Now kids pay attention. This is a desperate attempt to manufacture viral, and comes with great risks. The goal was to squeeze as much cute into 52 seconds, but ensure I spent no more than 1 hour between concept and upload (and that’s counting the custom score). You know my rule… time spent on a video is inversely related to views (my Scary Maze, shot in 25 minutes, is at 23 million). At least I’m transparent.

The Future of Book Publishing (or “what I found while procrastinating writing my book”)

Holy crap. Check out this former editor who’s gone all foaming-mouth, Huffington-like crazy about the digital impact on traditional media and publishing. Now sit down and read this, because you might just learn something important. Sit. Sittttt. Good boy.

Richard Nash is the kind of guy that would either enthrall you over a 2nd martini or bore you to terminal, self-induced intoxication. There can be no middle ground. I suppose for me, I’d be leaning over listening with violent interest until the third martini, at which point I’d use the gesture my kids adopted from a recent Warner Brothers classic: Bugs Bunny is confronted by a poor sap that says, “pardon me, can you help out a fellow American who’s down on his luck?” Bugs reaches into his pocket, pulls out his thumb, and shouts “hitt daaaa rooooadddd.”

Some excerpts from his “Book Publishing 10 Years in the Future” are so profound I need another cup of coffee to understand them. I added some quotes because otherwise it’s as hard to understand as a Dennis Miller rant, boasting obscure references that make you feel smart if you bat 20% (which is not how the sporting kids are scoring these days).

  • In 2020 we will look back on the last days of publishing and realize that it was not a surfeit of capitalism that killed it, but rather an addiction-to-a-mishmash of Industrial Revolution practices that killed it, including a Fordist “any color so long as it is black” attitude to packaging the product, a Sloanist “hierarchical management approach to decision making,” and a GM-esque “continual rearranging of divisions like deck chairs on the Titanic based on internal management preferences rather than consumer preferences.”
  • In 2020 some people will still look back on recent decades as a Golden Age, just as some now look back on the 1950’s as a Golden Age, notwithstanding that the Age was golden largely for white men in tweed jackets who got to edit and review one another and congratulate one another for permitting a few women and the occasional Black man into the club.
  • In 2020 the disaffected twentysomethings of the burgeoning middle classes of India, China, Brazil, Indonesia will be producing novels faster than any of us can possibly imagine.

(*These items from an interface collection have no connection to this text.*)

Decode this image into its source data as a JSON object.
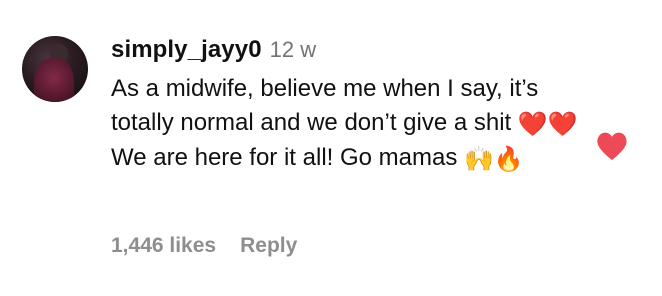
{
  "comment": {
    "username": "simply_jayy0",
    "timestamp": "12 w",
    "text_part1": "As a midwife, believe me when I say, it’s totally normal and we don’t give a shit",
    "emoji_hearts": "❤️❤️",
    "text_part2": "We are here for it all! Go mamas",
    "emoji_hands": "🙌",
    "emoji_fire": "🔥",
    "likes_count": "1,446 likes",
    "reply_label": "Reply",
    "liked": true
  },
  "colors": {
    "like_heart": "#ed4956",
    "secondary_text": "#8e8e8e",
    "timestamp_text": "#737373"
  },
  "icons": {
    "avatar": "avatar",
    "like": "heart-icon"
  }
}
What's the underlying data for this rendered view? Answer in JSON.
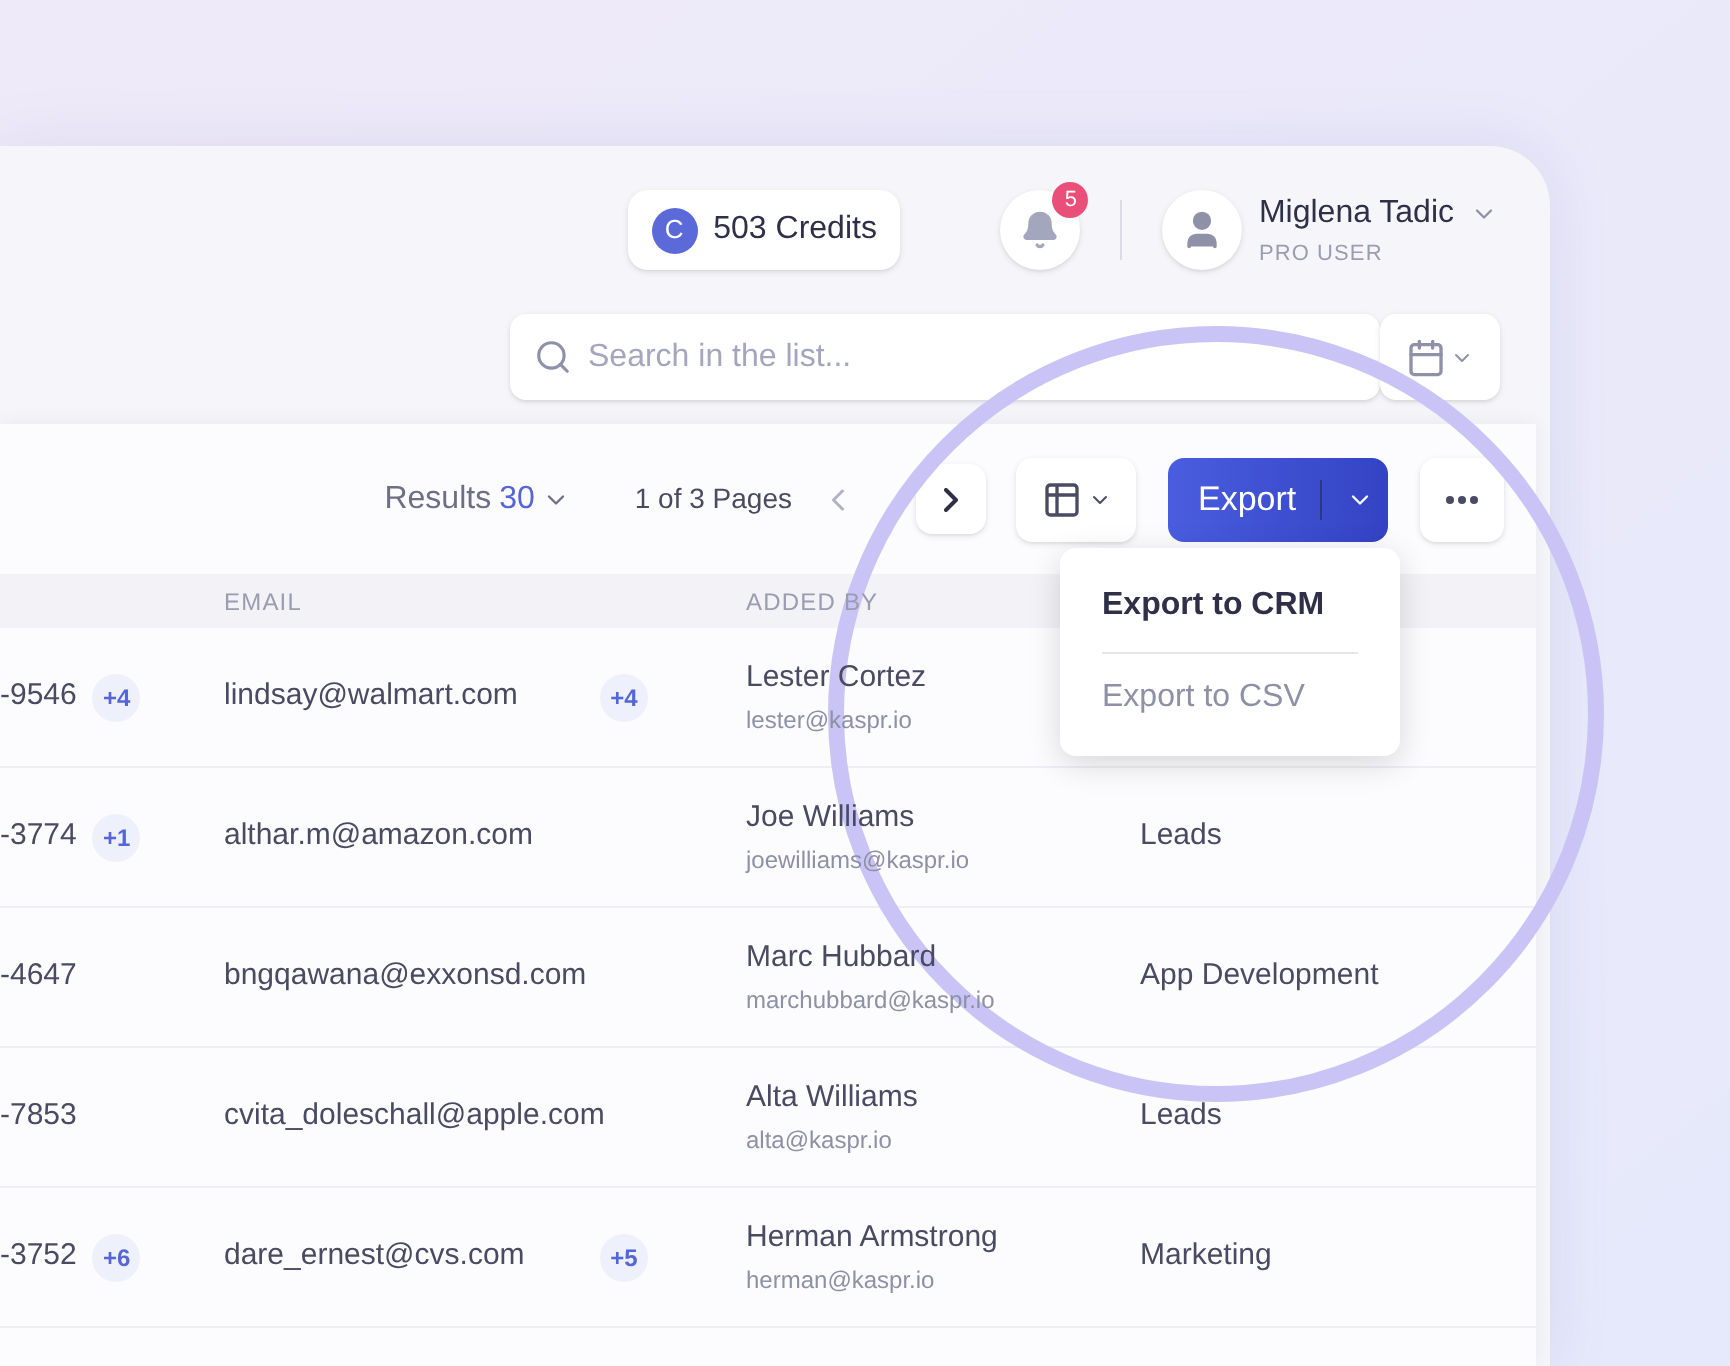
{
  "header": {
    "credits": {
      "icon_letter": "C",
      "label": "503 Credits"
    },
    "notifications": {
      "count": "5"
    },
    "user": {
      "name": "Miglena Tadic",
      "role": "PRO USER"
    }
  },
  "search": {
    "placeholder": "Search in the list..."
  },
  "toolbar": {
    "results_label": "Results",
    "results_count": "30",
    "pages": "1 of 3 Pages",
    "export_label": "Export",
    "export_menu": [
      {
        "label": "Export to CRM",
        "selected": true
      },
      {
        "label": "Export to CSV",
        "selected": false
      }
    ]
  },
  "table": {
    "columns": [
      "EMAIL",
      "ADDED BY"
    ],
    "rows": [
      {
        "phone": "-9546",
        "phone_extra": "+4",
        "email": "lindsay@walmart.com",
        "email_extra": "+4",
        "added_by": "Lester Cortez",
        "added_by_email": "lester@kaspr.io"
      },
      {
        "phone": "-3774",
        "phone_extra": "+1",
        "email": "althar.m@amazon.com",
        "added_by": "Joe Williams",
        "added_by_email": "joewilliams@kaspr.io",
        "list": "Leads"
      },
      {
        "phone": "-4647",
        "email": "bngqawana@exxonsd.com",
        "added_by": "Marc Hubbard",
        "added_by_email": "marchubbard@kaspr.io",
        "list": "App Development"
      },
      {
        "phone": "-7853",
        "email": "cvita_doleschall@apple.com",
        "added_by": "Alta Williams",
        "added_by_email": "alta@kaspr.io",
        "list": "Leads"
      },
      {
        "phone": "-3752",
        "phone_extra": "+6",
        "email": "dare_ernest@cvs.com",
        "email_extra": "+5",
        "added_by": "Herman Armstrong",
        "added_by_email": "herman@kaspr.io",
        "list": "Marketing"
      }
    ]
  }
}
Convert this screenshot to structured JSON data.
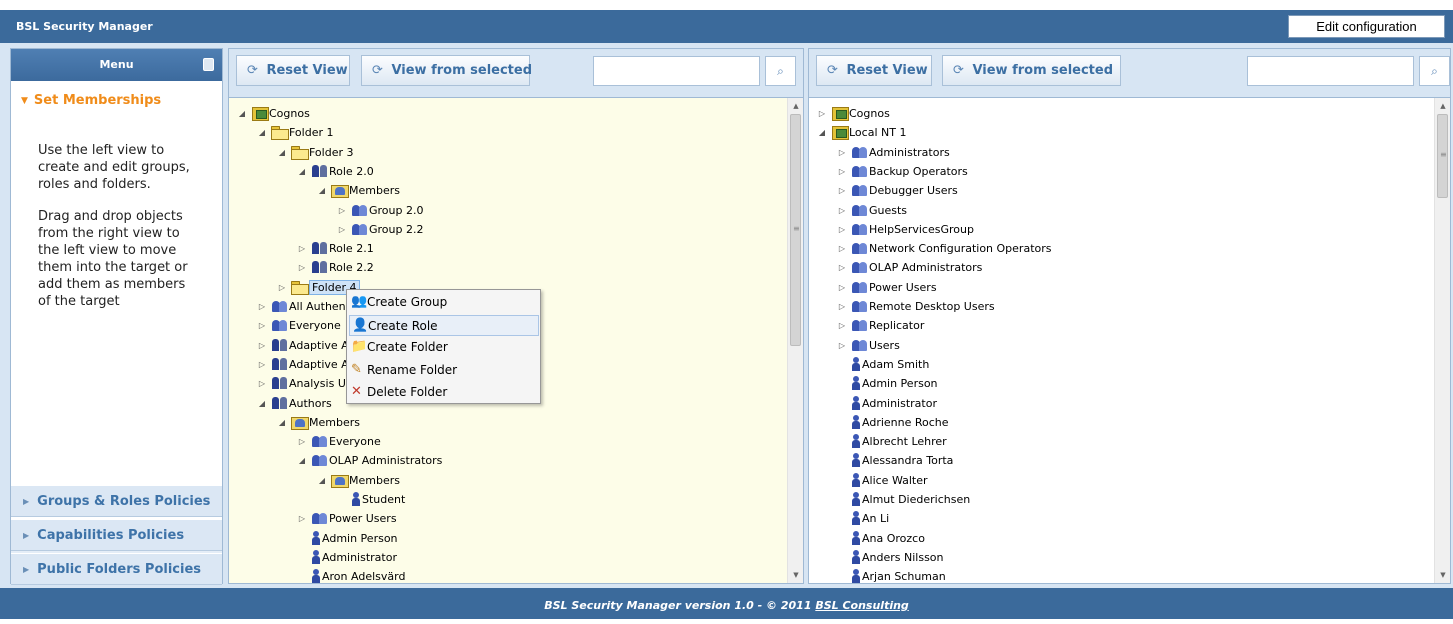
{
  "header": {
    "title": "BSL Security Manager",
    "edit_button": "Edit configuration"
  },
  "menu": {
    "title": "Menu",
    "active_section": "Set Memberships",
    "text1": "Use the left view to\ncreate and edit groups,\nroles and folders.",
    "text2": "Drag and drop objects\nfrom the right view to\nthe left view to move\nthem into the target or\nadd them as members\nof the target",
    "items": [
      "Groups & Roles Policies",
      "Capabilities Policies",
      "Public Folders Policies"
    ]
  },
  "left_panel": {
    "reset_label": "Reset View",
    "view_label": "View from selected",
    "search_value": ""
  },
  "right_panel": {
    "reset_label": "Reset View",
    "view_label": "View from selected",
    "search_value": ""
  },
  "left_tree": [
    {
      "label": "Cognos",
      "icon": "cfold",
      "level": 0,
      "toggle": "open"
    },
    {
      "label": "Folder 1",
      "icon": "folder",
      "level": 1,
      "toggle": "open"
    },
    {
      "label": "Folder 3",
      "icon": "folder",
      "level": 2,
      "toggle": "open"
    },
    {
      "label": "Role 2.0",
      "icon": "role",
      "level": 3,
      "toggle": "open"
    },
    {
      "label": "Members",
      "icon": "mfold",
      "level": 4,
      "toggle": "open"
    },
    {
      "label": "Group 2.0",
      "icon": "group",
      "level": 5,
      "toggle": "closed"
    },
    {
      "label": "Group 2.2",
      "icon": "group",
      "level": 5,
      "toggle": "closed"
    },
    {
      "label": "Role 2.1",
      "icon": "role",
      "level": 3,
      "toggle": "closed"
    },
    {
      "label": "Role 2.2",
      "icon": "role",
      "level": 3,
      "toggle": "closed"
    },
    {
      "label": "Folder 4",
      "icon": "folder",
      "level": 2,
      "toggle": "closed",
      "selected": true
    },
    {
      "label": "All Authen",
      "icon": "group",
      "level": 1,
      "toggle": "closed"
    },
    {
      "label": "Everyone",
      "icon": "group",
      "level": 1,
      "toggle": "closed"
    },
    {
      "label": "Adaptive A",
      "icon": "role",
      "level": 1,
      "toggle": "closed"
    },
    {
      "label": "Adaptive A",
      "icon": "role",
      "level": 1,
      "toggle": "closed"
    },
    {
      "label": "Analysis U",
      "icon": "role",
      "level": 1,
      "toggle": "closed"
    },
    {
      "label": "Authors",
      "icon": "role",
      "level": 1,
      "toggle": "open"
    },
    {
      "label": "Members",
      "icon": "mfold",
      "level": 2,
      "toggle": "open"
    },
    {
      "label": "Everyone",
      "icon": "group",
      "level": 3,
      "toggle": "closed"
    },
    {
      "label": "OLAP Administrators",
      "icon": "group",
      "level": 3,
      "toggle": "open"
    },
    {
      "label": "Members",
      "icon": "mfold",
      "level": 4,
      "toggle": "open"
    },
    {
      "label": "Student",
      "icon": "user",
      "level": 5,
      "toggle": "none"
    },
    {
      "label": "Power Users",
      "icon": "group",
      "level": 3,
      "toggle": "closed"
    },
    {
      "label": "Admin Person",
      "icon": "user",
      "level": 3,
      "toggle": "none"
    },
    {
      "label": "Administrator",
      "icon": "user",
      "level": 3,
      "toggle": "none"
    },
    {
      "label": "Aron Adelsvärd",
      "icon": "user",
      "level": 3,
      "toggle": "none"
    }
  ],
  "right_tree": [
    {
      "label": "Cognos",
      "icon": "cfold",
      "level": 0,
      "toggle": "closed"
    },
    {
      "label": "Local NT 1",
      "icon": "cfold",
      "level": 0,
      "toggle": "open"
    },
    {
      "label": "Administrators",
      "icon": "group",
      "level": 1,
      "toggle": "closed"
    },
    {
      "label": "Backup Operators",
      "icon": "group",
      "level": 1,
      "toggle": "closed"
    },
    {
      "label": "Debugger Users",
      "icon": "group",
      "level": 1,
      "toggle": "closed"
    },
    {
      "label": "Guests",
      "icon": "group",
      "level": 1,
      "toggle": "closed"
    },
    {
      "label": "HelpServicesGroup",
      "icon": "group",
      "level": 1,
      "toggle": "closed"
    },
    {
      "label": "Network Configuration Operators",
      "icon": "group",
      "level": 1,
      "toggle": "closed"
    },
    {
      "label": "OLAP Administrators",
      "icon": "group",
      "level": 1,
      "toggle": "closed"
    },
    {
      "label": "Power Users",
      "icon": "group",
      "level": 1,
      "toggle": "closed"
    },
    {
      "label": "Remote Desktop Users",
      "icon": "group",
      "level": 1,
      "toggle": "closed"
    },
    {
      "label": "Replicator",
      "icon": "group",
      "level": 1,
      "toggle": "closed"
    },
    {
      "label": "Users",
      "icon": "group",
      "level": 1,
      "toggle": "closed"
    },
    {
      "label": "Adam Smith",
      "icon": "user",
      "level": 1,
      "toggle": "none"
    },
    {
      "label": "Admin Person",
      "icon": "user",
      "level": 1,
      "toggle": "none"
    },
    {
      "label": "Administrator",
      "icon": "user",
      "level": 1,
      "toggle": "none"
    },
    {
      "label": "Adrienne Roche",
      "icon": "user",
      "level": 1,
      "toggle": "none"
    },
    {
      "label": "Albrecht Lehrer",
      "icon": "user",
      "level": 1,
      "toggle": "none"
    },
    {
      "label": "Alessandra Torta",
      "icon": "user",
      "level": 1,
      "toggle": "none"
    },
    {
      "label": "Alice Walter",
      "icon": "user",
      "level": 1,
      "toggle": "none"
    },
    {
      "label": "Almut Diederichsen",
      "icon": "user",
      "level": 1,
      "toggle": "none"
    },
    {
      "label": "An Li",
      "icon": "user",
      "level": 1,
      "toggle": "none"
    },
    {
      "label": "Ana Orozco",
      "icon": "user",
      "level": 1,
      "toggle": "none"
    },
    {
      "label": "Anders Nilsson",
      "icon": "user",
      "level": 1,
      "toggle": "none"
    },
    {
      "label": "Arjan Schuman",
      "icon": "user",
      "level": 1,
      "toggle": "none"
    }
  ],
  "context_menu": [
    {
      "label": "Create Group",
      "icon": "create-group-icon"
    },
    {
      "label": "Create Role",
      "icon": "create-role-icon",
      "hover": true
    },
    {
      "label": "Create Folder",
      "icon": "create-folder-icon"
    },
    {
      "label": "Rename Folder",
      "icon": "pencil-icon"
    },
    {
      "label": "Delete Folder",
      "icon": "red-x-icon"
    }
  ],
  "footer": {
    "text": "BSL Security Manager version 1.0 - © 2011 ",
    "link": "BSL Consulting"
  }
}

So there’s Nash’s Dystopian third phase of publishing evolution (the first two I lift from “The Last Lecture“):

  1. Buy an Encyclopedia, written by invite-only guests and largely unedited.
  2. Democracy takes over with Wikipedia. Turns out it’s more accurate and self-healing than Britannica.
  3. Whoops. Wikipedia forgot that profit thing, but the pleas from the founder are charming. Along come the $5 per hour researchers that mass produce content, QA it on the cheap, and dollar-store dispense it (or fund it with porn ads).

I almost feel like it’s treason for me to reference his power puke on publishing since I’m working on a book with a major publisher. But what else am I going to do to entertain myself while I procrastinate? Geez I hope they don’t read this.

So here’s the thing, though. Any sap could write “Beyond Viral Video” like I am, but don’t we factor in the author when we buy content? Would I have purchased Randy Pausch’s book-on-tape without the story behind him, his death, his hope, his dreams and his family?

Damnit, Nash. I’m not going to buy a self-help book written by a guy that used to answer the phones for Dell am I?

Maybe he’d encourage me to find my inner Buddha, which conflicts with my religion-du-jour: “listen to the voice of your inner African American grandmother.”